Reports from the International Labor Organization revealed that a considerable amount of migrant workers from Asia are working illegally, particularly in the Arab region, according to Vice President Jejomar Binay in his speech delivered during the 23rd Conference of the Presidents of Law Associations in Asia (POLA) held from August 27-29 at the Marriott Hotel in Pasay City.
“Human trafficking and human smuggling or illegal recruitment flourish in part because destination countries do not complement the efforts of labor-sending countries at combating these twin evils in labor migration,” explained Binay, who is also the Presidential Adviser on Overseas Filipino Workers’ (OFWs) Concerns, chairman emeritus of the Inter-Agency Committee on Anti-Trafficking in Persons (IACAT), and chairman of the Presidential Task Force Against Illegal Recruitment (PTFAIR).
He also said that abuses committed against women migrant workers in particular are varied. “A report on Asian women’s labor migration mentions cases of abuse against domestics, including long working hours, no days off, restriction on freedom of movement and association, lack of pay, and physical and sexual violations,” he was quoted saying in various news reports.
Though he admitted that we have yet to see accurate figures on the abuses of foreign employers, he said, “From the sheer volume of overseas workers, it may safely be assumed that the figure of human rights violations could rise to very high levels.”
The country sends out over 800,000 workers overseas annually, according to Binay. And it has been common knowledge that the revenues of these overseas workers have greatly contributed to the development of Philippine economy.
But the lack of accurate figures on abuses has been blamed on the lack of cooperation from host countries as well.
Foreign workers who have entered through underground means and without proper authorization and documentation are also not accounted in the statistics.
He said that nations big on labor export, such as the Philippines, should “secure the best possible deal for their overseas workers within a bilateral rather than a multilateral framework” in order to avert abuses on migrant workers.
Issues on human trafficking and drug-related and cross-border crimes, he also said, are being addressed seriously, for the reason that ‘they relate directly to the core of our efforts to raise the quality of life and the very future of our labor-supplying nation.”

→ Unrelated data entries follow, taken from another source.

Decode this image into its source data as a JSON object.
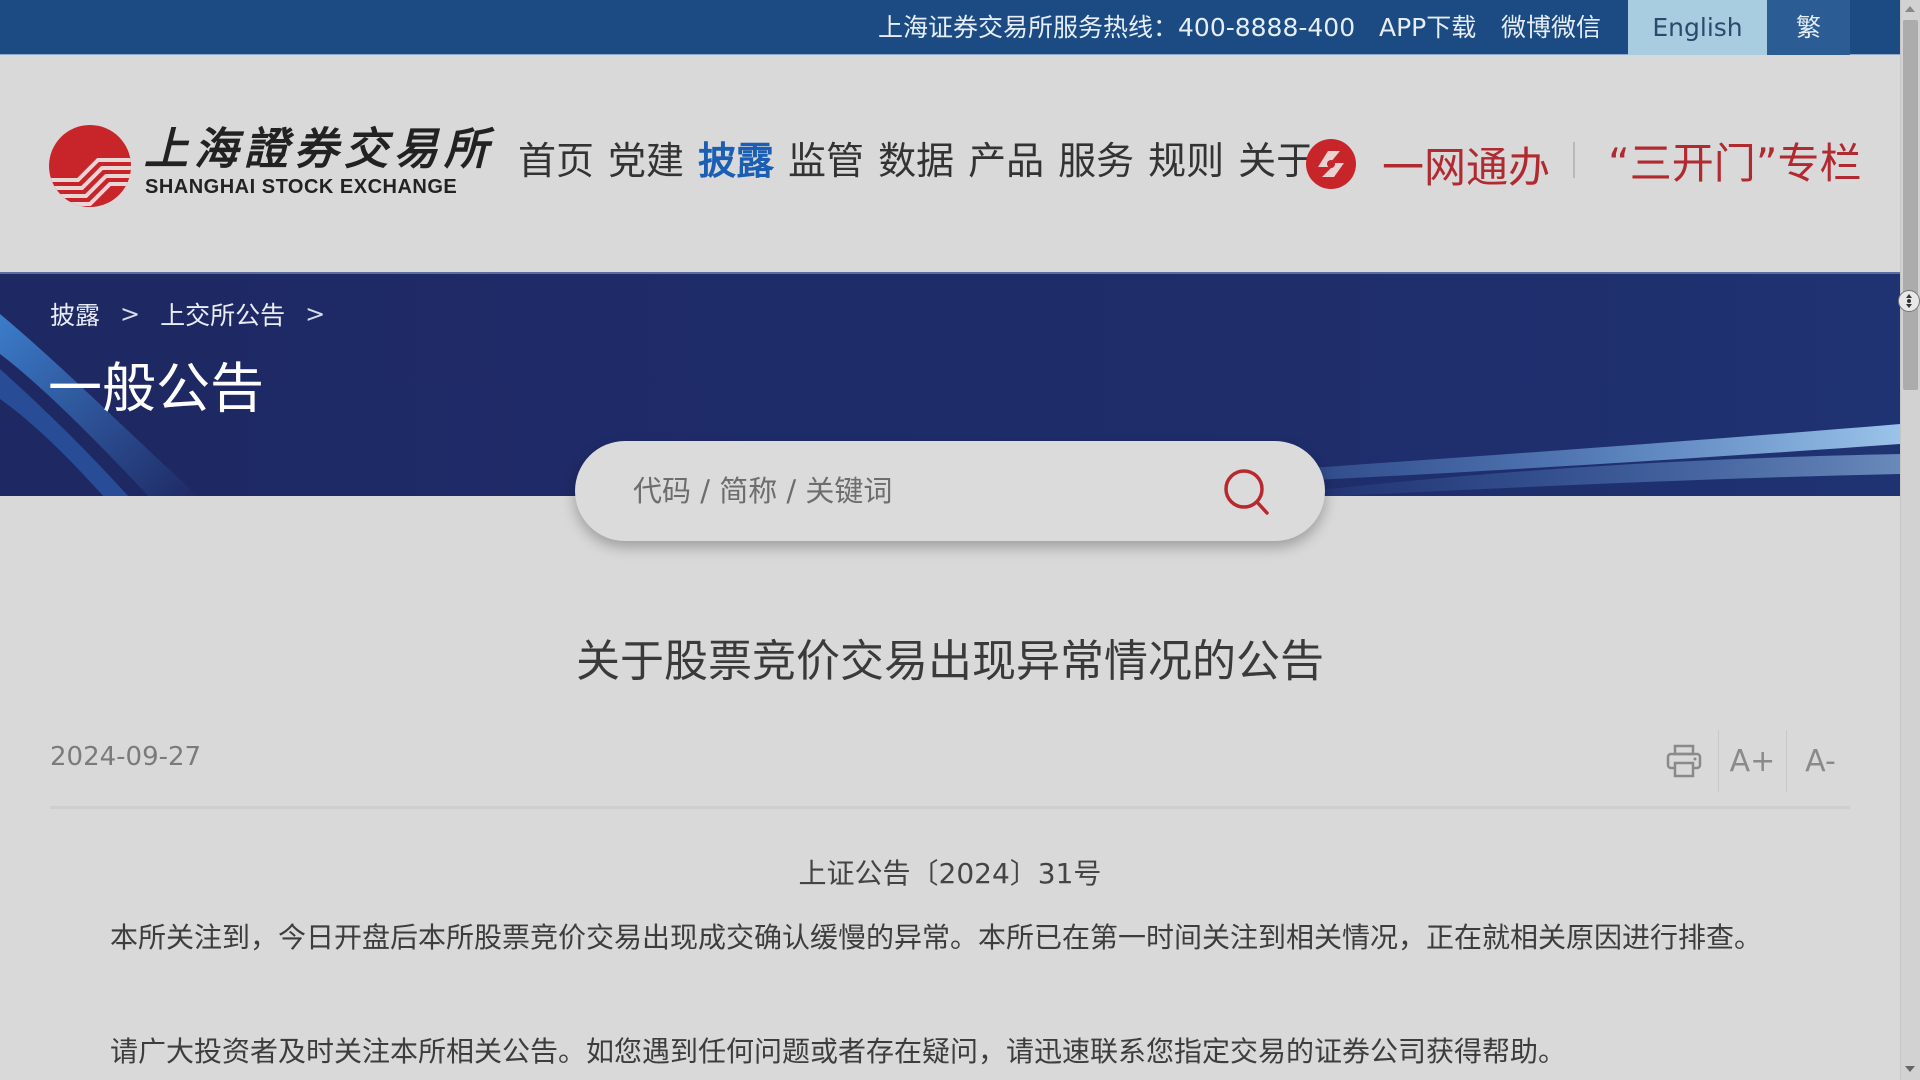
{
  "topbar": {
    "hotline": "上海证券交易所服务热线：400-8888-400",
    "app_download": "APP下载",
    "weibo_weixin": "微博微信",
    "lang_english": "English",
    "lang_traditional": "繁"
  },
  "header": {
    "logo_cn": "上海證券交易所",
    "logo_en": "SHANGHAI STOCK EXCHANGE",
    "nav": [
      {
        "label": "首页"
      },
      {
        "label": "党建"
      },
      {
        "label": "披露",
        "active": true
      },
      {
        "label": "监管"
      },
      {
        "label": "数据"
      },
      {
        "label": "产品"
      },
      {
        "label": "服务"
      },
      {
        "label": "规则"
      },
      {
        "label": "关于"
      }
    ],
    "yiwangtongban": "一网通办",
    "sankaimen": "“三开门”专栏"
  },
  "banner": {
    "breadcrumb": [
      "披露",
      "上交所公告"
    ],
    "breadcrumb_separator": ">",
    "title": "一般公告"
  },
  "search": {
    "placeholder": "代码 / 简称 / 关键词",
    "value": ""
  },
  "article": {
    "title": "关于股票竞价交易出现异常情况的公告",
    "date": "2024-09-27",
    "tools": {
      "print": "print-icon",
      "font_increase": "A+",
      "font_decrease": "A-"
    },
    "doc_number": "上证公告〔2024〕31号",
    "paragraphs": [
      "本所关注到，今日开盘后本所股票竞价交易出现成交确认缓慢的异常。本所已在第一时间关注到相关情况，正在就相关原因进行排查。",
      "请广大投资者及时关注本所相关公告。如您遇到任何问题或者存在疑问，请迅速联系您指定交易的证券公司获得帮助。"
    ]
  },
  "colors": {
    "topbar_bg": "#1b4b82",
    "nav_active": "#1a5fb4",
    "brand_red": "#b02a30",
    "banner_bg": "#1e2a66"
  }
}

He guaranteed that the national government is taking appropriate measures to ensure that the interests and rights of migrant workers are protected.